Five centuries of European-world-domination were coming to an end. Decolonization, however, coincided with, and was caught up in, a Cold War that was turning hot, but mostly in various former colonies. The East-West conflict shaped and distorted North-South relations, afflicting new nations as they wrestled with their independent identity. As ever, the poorest people in the world were caught in forces beyond their comprehension and control. Adding to the confusion: America, beacon of hope, marshalled troops in its own streets amid racial conflict and regularly took the side of ex European colonialists against proliferating independence movements.
Ideological conflict shaped American politics, too. Charges of being “too soft” on Communism provoked the opposite extreme, including the ramping up of a superpower proxy war. In August 1964, US warships in Tonkin Gulf off the South China Sea took part in an incident disputed ever after, but at the time, generated a sudden surge of support to expand the war in Vietnam.
Congo, too, at the same moment, became a flashpoint.
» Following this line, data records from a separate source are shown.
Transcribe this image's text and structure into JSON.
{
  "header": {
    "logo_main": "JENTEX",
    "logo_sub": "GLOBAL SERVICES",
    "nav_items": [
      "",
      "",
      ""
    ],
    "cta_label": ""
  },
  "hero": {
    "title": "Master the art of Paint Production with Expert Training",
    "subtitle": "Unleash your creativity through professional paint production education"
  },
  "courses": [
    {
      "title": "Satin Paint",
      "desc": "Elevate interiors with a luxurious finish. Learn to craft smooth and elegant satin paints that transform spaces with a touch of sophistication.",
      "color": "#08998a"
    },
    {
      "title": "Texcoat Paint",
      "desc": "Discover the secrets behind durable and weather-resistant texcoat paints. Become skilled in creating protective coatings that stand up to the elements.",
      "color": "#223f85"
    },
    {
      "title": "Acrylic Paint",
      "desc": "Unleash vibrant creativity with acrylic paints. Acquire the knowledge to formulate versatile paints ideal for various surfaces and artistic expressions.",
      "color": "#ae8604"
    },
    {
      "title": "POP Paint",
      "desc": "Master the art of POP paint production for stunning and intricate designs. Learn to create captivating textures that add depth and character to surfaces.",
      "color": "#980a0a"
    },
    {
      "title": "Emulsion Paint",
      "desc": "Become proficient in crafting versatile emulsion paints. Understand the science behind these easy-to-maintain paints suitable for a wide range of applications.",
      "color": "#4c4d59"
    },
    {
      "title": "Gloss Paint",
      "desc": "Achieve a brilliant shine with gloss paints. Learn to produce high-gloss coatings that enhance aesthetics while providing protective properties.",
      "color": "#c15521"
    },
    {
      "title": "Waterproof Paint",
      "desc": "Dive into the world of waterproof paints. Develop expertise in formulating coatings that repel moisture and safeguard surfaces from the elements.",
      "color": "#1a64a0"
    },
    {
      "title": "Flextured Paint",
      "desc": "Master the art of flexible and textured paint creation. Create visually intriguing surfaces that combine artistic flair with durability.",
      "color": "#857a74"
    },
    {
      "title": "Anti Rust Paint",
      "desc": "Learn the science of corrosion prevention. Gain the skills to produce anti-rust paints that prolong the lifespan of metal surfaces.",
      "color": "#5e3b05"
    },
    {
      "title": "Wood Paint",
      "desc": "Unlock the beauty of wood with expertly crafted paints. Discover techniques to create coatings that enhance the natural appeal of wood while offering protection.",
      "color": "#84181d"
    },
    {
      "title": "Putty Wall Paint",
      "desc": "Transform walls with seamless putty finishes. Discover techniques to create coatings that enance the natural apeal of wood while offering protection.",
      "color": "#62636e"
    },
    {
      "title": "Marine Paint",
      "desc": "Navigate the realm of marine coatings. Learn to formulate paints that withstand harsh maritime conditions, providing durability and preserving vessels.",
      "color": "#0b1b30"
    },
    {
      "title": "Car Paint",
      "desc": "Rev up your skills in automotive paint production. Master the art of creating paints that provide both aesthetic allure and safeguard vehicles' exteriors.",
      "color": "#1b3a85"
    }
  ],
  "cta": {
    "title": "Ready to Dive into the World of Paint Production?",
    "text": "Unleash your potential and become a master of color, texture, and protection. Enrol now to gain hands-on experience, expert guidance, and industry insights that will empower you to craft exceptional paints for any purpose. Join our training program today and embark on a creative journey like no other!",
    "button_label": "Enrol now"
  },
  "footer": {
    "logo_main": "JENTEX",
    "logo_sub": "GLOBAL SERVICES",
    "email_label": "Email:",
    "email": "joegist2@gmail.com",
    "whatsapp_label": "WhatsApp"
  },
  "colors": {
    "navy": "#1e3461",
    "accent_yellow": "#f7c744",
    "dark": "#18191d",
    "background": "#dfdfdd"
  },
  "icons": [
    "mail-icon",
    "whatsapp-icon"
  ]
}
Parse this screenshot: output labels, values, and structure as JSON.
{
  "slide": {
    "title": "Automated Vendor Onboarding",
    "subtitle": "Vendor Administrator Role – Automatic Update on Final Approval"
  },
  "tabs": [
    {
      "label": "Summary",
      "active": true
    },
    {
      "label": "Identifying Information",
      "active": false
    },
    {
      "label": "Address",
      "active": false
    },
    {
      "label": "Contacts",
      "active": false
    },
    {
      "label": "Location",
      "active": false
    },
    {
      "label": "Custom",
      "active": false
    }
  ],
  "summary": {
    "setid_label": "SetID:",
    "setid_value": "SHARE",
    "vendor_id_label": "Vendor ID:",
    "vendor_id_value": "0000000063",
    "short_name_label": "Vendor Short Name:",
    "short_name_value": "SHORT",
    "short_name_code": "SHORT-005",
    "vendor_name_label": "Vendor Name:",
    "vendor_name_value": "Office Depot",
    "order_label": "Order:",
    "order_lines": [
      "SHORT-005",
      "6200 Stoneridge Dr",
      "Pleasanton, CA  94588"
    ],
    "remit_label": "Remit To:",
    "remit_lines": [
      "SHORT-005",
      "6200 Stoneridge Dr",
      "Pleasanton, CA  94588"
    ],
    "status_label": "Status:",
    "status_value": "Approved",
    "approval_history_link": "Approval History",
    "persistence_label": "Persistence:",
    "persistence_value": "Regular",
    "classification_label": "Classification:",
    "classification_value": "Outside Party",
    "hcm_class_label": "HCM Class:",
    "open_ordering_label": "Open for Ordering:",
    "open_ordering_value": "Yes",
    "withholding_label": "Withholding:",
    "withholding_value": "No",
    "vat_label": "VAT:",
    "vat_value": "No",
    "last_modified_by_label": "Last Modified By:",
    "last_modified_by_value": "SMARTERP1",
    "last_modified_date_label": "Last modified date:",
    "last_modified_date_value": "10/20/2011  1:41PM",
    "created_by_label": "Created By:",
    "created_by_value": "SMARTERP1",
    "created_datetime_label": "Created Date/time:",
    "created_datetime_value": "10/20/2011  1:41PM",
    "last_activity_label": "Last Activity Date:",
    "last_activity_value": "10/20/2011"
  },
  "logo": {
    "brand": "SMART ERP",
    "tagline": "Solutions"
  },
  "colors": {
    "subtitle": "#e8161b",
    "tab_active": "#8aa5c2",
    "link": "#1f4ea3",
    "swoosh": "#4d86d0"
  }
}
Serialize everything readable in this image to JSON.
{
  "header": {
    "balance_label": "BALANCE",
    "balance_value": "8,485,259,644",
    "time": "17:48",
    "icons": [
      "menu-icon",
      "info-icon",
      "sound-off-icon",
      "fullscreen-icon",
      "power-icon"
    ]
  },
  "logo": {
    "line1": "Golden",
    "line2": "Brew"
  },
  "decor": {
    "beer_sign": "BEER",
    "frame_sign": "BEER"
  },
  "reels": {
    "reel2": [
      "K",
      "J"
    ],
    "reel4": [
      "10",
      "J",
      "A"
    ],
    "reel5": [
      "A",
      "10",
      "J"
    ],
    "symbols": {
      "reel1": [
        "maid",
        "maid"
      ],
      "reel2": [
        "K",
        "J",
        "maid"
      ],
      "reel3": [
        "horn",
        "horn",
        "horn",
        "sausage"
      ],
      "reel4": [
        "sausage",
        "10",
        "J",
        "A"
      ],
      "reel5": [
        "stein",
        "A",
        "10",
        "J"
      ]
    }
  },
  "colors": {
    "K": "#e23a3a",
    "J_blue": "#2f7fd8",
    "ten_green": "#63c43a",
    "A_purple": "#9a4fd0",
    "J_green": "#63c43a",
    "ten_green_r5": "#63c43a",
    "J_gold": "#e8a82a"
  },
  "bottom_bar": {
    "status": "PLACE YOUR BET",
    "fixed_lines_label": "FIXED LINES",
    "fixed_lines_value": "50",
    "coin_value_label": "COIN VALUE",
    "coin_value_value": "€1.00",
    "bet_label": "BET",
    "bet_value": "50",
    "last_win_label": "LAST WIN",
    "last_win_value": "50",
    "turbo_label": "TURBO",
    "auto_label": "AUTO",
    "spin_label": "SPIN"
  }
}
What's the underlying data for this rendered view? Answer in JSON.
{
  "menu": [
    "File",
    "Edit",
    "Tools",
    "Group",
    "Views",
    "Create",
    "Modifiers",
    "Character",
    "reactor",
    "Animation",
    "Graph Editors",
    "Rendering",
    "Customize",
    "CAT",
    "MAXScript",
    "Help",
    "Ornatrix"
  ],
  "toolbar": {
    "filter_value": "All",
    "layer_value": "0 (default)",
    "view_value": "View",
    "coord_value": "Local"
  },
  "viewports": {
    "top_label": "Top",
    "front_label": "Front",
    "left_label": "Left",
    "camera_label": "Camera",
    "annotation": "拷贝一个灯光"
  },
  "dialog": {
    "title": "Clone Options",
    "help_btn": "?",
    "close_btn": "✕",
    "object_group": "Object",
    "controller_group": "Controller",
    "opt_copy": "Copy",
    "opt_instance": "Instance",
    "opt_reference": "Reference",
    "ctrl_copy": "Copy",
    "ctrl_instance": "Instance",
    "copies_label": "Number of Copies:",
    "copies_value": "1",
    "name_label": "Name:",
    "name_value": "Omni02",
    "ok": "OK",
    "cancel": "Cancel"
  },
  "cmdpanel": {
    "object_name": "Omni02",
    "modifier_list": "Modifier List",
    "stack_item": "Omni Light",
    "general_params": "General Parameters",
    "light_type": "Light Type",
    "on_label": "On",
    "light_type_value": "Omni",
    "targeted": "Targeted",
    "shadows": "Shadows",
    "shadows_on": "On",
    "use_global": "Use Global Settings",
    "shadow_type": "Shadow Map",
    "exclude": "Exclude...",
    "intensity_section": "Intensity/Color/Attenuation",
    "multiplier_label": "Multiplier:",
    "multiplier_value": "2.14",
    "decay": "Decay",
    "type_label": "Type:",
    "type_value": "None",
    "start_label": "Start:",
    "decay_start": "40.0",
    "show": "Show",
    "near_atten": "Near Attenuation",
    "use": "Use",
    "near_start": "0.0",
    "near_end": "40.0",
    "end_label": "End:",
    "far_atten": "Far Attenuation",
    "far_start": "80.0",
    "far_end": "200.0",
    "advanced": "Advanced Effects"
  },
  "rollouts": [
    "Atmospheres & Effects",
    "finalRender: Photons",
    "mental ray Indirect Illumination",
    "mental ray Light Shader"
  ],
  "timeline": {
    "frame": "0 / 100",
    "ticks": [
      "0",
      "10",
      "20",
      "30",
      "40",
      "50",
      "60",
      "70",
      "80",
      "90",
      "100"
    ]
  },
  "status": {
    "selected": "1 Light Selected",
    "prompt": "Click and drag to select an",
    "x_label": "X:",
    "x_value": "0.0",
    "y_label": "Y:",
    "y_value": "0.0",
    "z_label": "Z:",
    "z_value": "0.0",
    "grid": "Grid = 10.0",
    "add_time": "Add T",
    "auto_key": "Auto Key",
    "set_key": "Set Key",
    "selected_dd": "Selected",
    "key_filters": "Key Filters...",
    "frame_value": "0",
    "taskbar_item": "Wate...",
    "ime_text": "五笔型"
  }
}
High hopes for independence shattered upon the abrupt departure of the colonial power and outsiders’ continued manipulation of subsequent internal chaos, including efforts to secure the mineral-rich Katanga province.
Patrice Lumumba, Congo’s first prime minister, stumbled between powers and power-grabs. He was overthrown, imprisoned, and murdered. His followers went mad with defeated hopes and hatred for anyone that could be blamed. With few weapons besides a magical belief in their invulnerability, they swept the nation in a “Simba Rebellion” (after the Swahili word for “lion”).
As the US began airstrikes in Vietnam, Congolese troops battled rebels for Stanleyville. Missionaries, claiming a place beside the people, inevitably got caught in the conflicts.